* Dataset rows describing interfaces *
--- START ---
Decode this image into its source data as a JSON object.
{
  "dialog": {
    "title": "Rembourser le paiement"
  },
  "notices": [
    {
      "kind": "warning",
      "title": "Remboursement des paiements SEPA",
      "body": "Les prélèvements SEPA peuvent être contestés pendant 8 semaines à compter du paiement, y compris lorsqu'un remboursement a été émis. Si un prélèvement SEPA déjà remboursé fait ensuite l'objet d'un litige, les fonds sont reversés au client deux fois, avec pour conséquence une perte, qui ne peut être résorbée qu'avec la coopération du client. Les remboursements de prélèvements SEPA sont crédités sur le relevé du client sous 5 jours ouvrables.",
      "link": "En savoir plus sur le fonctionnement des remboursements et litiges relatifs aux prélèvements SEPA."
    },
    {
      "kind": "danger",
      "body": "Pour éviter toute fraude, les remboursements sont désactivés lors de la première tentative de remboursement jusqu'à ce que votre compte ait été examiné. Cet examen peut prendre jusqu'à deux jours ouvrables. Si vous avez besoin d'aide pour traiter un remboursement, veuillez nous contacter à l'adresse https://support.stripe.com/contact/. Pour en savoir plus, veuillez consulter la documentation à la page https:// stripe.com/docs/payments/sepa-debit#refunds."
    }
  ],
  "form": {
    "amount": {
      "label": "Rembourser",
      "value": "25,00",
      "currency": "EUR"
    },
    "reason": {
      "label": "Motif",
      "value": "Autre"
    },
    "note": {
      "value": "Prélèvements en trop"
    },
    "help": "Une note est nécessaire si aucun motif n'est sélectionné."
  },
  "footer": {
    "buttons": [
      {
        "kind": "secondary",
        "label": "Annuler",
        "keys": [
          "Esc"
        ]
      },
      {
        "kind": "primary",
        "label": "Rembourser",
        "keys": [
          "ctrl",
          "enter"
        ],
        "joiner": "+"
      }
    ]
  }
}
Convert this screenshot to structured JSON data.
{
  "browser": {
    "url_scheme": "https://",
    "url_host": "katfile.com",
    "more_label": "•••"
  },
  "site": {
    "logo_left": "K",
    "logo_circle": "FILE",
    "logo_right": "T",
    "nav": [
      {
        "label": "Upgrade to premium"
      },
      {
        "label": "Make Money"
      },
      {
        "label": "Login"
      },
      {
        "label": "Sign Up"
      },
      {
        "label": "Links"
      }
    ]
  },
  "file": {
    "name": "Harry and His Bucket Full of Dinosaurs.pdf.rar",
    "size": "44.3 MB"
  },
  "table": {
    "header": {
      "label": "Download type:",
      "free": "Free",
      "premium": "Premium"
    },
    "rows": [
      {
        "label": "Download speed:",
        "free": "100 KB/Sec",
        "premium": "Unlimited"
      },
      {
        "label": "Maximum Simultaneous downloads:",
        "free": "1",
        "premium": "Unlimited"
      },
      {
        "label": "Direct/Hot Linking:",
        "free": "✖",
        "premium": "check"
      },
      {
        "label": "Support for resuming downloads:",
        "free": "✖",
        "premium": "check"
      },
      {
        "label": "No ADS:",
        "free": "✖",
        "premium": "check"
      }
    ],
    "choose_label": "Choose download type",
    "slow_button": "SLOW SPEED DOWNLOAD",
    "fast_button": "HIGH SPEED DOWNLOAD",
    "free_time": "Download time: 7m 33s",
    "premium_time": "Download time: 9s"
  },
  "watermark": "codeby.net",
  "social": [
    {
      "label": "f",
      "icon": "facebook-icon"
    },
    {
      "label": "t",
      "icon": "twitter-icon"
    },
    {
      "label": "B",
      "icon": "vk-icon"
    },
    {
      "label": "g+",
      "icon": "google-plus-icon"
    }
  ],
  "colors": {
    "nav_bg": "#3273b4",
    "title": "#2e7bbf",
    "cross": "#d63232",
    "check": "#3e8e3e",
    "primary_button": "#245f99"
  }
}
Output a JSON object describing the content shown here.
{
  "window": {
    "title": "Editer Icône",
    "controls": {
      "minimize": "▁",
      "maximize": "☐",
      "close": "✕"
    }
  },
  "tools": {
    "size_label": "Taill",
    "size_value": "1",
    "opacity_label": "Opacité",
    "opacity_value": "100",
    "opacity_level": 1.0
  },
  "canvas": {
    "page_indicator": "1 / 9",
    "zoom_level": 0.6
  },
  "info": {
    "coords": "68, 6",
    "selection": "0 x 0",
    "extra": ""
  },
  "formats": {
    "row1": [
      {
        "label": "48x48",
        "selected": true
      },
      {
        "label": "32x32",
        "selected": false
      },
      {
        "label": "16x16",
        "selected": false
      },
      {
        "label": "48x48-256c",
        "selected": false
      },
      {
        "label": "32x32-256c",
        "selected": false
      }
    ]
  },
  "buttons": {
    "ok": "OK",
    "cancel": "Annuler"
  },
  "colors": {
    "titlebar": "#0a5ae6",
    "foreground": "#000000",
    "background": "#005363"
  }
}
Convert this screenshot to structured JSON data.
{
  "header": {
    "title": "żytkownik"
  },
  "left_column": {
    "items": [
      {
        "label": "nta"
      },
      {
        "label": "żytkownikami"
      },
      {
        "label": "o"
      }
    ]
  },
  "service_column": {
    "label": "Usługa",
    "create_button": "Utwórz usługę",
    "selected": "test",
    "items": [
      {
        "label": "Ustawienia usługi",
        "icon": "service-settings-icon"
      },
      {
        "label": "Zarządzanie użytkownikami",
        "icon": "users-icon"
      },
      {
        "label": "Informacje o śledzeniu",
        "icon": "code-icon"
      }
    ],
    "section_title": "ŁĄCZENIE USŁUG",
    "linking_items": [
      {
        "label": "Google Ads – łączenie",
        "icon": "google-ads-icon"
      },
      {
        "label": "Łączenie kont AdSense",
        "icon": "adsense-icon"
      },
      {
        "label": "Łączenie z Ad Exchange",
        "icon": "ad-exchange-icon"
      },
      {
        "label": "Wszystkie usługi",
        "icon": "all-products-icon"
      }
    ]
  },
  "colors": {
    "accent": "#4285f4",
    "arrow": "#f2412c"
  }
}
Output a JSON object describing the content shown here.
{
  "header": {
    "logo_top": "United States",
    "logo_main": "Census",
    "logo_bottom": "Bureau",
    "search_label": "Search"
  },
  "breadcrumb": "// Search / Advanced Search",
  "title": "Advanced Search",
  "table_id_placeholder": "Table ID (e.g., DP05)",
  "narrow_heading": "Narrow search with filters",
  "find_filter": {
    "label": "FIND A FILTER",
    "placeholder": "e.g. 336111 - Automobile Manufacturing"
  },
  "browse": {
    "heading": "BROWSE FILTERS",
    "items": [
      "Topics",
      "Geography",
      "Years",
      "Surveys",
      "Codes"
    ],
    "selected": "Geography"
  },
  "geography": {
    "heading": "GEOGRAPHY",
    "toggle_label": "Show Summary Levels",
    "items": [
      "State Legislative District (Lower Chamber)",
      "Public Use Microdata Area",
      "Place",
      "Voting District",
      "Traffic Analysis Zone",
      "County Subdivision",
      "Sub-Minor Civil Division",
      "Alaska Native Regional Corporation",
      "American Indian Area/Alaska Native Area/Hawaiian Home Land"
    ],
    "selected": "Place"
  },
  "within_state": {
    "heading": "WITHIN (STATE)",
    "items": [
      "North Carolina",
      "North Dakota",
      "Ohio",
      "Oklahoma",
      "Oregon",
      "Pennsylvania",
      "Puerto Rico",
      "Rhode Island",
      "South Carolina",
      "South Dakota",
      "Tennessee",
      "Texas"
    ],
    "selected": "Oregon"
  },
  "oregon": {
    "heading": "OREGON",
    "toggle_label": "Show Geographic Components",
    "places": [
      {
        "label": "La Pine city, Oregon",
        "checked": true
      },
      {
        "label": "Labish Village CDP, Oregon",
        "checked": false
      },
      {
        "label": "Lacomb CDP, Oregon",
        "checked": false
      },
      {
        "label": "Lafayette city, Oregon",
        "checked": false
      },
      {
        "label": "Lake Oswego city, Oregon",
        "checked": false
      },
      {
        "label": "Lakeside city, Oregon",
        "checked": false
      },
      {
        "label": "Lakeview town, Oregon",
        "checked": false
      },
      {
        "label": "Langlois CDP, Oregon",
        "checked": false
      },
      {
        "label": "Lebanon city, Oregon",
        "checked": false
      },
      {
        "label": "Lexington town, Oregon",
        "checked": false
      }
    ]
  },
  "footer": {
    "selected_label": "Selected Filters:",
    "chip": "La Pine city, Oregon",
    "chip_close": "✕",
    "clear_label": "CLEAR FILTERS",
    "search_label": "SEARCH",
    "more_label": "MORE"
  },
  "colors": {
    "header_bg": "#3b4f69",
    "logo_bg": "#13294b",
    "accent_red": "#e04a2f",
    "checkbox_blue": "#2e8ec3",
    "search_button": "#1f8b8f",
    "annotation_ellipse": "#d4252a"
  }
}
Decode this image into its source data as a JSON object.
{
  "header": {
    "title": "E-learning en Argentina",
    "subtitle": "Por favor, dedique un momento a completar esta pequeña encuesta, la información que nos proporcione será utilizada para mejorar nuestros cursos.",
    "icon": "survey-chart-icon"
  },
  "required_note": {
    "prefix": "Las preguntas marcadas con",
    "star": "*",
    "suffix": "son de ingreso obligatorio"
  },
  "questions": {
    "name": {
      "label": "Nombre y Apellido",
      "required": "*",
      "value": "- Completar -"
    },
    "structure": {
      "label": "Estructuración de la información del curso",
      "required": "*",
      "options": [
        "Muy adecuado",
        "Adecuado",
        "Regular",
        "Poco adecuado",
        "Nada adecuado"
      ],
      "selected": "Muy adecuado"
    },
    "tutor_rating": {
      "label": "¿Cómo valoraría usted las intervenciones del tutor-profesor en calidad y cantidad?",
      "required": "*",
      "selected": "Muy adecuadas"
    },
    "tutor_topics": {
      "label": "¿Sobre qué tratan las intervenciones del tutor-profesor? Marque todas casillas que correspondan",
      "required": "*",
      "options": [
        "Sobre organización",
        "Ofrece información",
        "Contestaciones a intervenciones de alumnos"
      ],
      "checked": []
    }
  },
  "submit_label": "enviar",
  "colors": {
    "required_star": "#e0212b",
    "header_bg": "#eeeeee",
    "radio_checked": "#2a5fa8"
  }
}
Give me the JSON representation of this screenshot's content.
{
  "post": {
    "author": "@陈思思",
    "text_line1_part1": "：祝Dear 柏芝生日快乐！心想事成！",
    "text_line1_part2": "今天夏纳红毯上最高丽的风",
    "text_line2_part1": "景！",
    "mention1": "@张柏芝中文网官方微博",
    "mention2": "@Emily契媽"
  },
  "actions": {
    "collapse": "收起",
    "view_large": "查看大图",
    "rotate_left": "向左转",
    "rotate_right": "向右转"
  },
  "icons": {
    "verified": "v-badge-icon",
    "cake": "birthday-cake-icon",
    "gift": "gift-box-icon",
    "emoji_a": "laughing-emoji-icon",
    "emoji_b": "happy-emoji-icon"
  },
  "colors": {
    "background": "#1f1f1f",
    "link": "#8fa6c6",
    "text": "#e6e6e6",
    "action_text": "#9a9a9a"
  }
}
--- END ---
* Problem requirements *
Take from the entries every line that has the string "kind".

* Response area *
      "kind": "warning",
      "kind": "danger",
        "kind": "secondary",
        "kind": "primary",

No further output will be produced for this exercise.